Task statement: Each line of the material that mentions the word "Локомотив" is to be copied.

-- Input material follows --

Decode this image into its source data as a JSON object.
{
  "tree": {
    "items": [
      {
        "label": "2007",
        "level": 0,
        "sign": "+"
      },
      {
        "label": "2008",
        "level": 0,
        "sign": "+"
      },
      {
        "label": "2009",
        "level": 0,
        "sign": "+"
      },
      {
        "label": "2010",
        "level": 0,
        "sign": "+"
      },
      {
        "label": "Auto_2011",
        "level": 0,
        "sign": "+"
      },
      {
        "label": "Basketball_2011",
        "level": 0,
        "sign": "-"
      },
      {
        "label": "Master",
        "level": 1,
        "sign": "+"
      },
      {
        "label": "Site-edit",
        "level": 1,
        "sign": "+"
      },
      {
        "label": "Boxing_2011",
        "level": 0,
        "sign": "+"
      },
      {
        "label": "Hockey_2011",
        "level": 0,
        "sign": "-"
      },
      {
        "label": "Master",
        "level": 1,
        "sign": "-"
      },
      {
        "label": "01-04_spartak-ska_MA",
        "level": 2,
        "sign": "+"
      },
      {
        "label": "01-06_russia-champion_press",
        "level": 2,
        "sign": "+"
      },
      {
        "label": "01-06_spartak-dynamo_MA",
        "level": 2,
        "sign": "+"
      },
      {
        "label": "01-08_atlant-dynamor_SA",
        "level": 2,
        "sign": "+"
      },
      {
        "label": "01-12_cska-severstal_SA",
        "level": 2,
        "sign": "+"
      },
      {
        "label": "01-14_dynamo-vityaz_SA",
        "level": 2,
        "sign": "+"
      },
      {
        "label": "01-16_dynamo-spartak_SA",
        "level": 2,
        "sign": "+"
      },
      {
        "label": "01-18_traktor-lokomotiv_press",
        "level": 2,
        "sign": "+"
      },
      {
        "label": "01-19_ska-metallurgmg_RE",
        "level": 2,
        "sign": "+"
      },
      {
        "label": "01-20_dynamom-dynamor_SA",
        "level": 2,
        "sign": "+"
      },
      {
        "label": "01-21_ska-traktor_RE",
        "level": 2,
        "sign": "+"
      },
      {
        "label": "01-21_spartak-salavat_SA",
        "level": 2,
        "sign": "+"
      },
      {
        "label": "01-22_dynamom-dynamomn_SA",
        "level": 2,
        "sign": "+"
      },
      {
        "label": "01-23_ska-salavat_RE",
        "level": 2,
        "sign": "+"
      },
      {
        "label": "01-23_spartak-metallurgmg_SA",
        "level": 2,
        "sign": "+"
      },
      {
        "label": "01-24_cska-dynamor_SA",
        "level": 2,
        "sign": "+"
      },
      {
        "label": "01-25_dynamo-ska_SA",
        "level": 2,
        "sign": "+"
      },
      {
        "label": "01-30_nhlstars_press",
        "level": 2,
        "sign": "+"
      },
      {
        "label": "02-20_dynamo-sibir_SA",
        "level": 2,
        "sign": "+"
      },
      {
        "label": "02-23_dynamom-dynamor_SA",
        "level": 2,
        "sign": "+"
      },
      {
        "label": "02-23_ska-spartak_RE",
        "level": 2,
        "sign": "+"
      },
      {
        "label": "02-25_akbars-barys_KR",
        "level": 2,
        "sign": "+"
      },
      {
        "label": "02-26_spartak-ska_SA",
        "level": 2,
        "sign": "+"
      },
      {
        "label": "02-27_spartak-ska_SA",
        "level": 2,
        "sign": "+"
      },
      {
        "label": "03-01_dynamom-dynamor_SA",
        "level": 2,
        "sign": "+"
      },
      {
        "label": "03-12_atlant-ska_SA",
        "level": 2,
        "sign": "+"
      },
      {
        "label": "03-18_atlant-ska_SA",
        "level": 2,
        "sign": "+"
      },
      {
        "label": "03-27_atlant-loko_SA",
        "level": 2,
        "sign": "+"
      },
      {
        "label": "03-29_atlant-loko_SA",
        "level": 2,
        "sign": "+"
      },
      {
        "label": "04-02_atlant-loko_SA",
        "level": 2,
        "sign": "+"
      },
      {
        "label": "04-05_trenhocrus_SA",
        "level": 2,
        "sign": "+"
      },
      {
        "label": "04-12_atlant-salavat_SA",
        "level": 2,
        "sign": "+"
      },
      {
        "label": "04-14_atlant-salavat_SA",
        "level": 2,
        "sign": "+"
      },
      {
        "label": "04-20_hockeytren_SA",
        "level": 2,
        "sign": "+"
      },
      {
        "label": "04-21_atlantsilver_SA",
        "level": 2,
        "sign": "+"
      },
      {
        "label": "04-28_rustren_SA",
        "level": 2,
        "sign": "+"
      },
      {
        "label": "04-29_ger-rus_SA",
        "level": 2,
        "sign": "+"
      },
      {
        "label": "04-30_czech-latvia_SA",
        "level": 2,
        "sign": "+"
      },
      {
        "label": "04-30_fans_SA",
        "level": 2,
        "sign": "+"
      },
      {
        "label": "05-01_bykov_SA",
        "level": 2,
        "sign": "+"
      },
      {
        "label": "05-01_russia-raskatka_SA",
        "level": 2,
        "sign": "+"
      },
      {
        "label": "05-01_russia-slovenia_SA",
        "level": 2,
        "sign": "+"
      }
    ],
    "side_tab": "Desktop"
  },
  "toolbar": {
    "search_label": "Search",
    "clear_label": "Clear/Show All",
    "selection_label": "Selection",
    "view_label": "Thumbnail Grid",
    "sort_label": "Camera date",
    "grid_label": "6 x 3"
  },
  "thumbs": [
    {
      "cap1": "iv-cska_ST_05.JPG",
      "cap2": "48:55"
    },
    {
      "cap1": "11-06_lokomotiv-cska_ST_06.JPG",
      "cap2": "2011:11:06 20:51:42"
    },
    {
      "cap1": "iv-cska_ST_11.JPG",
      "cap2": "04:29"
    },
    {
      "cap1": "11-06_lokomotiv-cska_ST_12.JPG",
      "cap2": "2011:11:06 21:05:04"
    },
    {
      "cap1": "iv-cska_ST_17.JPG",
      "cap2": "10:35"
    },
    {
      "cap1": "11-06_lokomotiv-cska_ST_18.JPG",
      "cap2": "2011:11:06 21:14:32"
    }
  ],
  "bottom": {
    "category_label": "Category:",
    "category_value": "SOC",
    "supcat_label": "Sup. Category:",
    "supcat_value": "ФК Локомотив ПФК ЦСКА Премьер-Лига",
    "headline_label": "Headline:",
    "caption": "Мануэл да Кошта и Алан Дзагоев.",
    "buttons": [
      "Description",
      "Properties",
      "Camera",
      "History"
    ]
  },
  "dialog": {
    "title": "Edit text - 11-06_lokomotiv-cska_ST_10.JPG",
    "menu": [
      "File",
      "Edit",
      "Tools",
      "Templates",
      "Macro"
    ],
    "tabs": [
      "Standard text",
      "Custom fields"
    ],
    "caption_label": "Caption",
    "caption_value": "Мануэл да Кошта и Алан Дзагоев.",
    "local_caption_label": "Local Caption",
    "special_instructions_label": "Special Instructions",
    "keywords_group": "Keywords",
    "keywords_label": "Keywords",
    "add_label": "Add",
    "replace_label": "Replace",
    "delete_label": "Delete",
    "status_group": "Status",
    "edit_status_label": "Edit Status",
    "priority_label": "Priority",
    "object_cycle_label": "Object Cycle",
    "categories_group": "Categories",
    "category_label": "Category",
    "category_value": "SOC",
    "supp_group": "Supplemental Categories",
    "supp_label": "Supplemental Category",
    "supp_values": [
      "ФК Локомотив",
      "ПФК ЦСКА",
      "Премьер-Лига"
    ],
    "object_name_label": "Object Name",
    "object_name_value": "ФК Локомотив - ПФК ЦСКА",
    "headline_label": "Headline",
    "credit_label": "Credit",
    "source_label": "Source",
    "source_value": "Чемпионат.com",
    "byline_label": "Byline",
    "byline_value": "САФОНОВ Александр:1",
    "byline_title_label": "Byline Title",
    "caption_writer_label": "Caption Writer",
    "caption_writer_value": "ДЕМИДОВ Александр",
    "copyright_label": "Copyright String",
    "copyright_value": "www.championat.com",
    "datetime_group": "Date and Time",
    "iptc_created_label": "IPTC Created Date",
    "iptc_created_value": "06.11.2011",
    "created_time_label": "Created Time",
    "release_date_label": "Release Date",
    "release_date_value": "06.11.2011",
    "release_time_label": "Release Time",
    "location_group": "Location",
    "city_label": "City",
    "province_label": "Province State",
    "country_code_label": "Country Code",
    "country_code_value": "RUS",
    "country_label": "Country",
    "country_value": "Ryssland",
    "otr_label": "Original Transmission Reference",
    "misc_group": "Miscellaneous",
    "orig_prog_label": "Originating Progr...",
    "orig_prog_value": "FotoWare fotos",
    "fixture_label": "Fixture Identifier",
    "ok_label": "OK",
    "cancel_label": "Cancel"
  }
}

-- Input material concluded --

Answer below:
    "supcat_value": "ФК Локомотив ПФК ЦСКА Премьер-Лига",
      "ФК Локомотив",
    "object_name_value": "ФК Локомотив - ПФК ЦСКА",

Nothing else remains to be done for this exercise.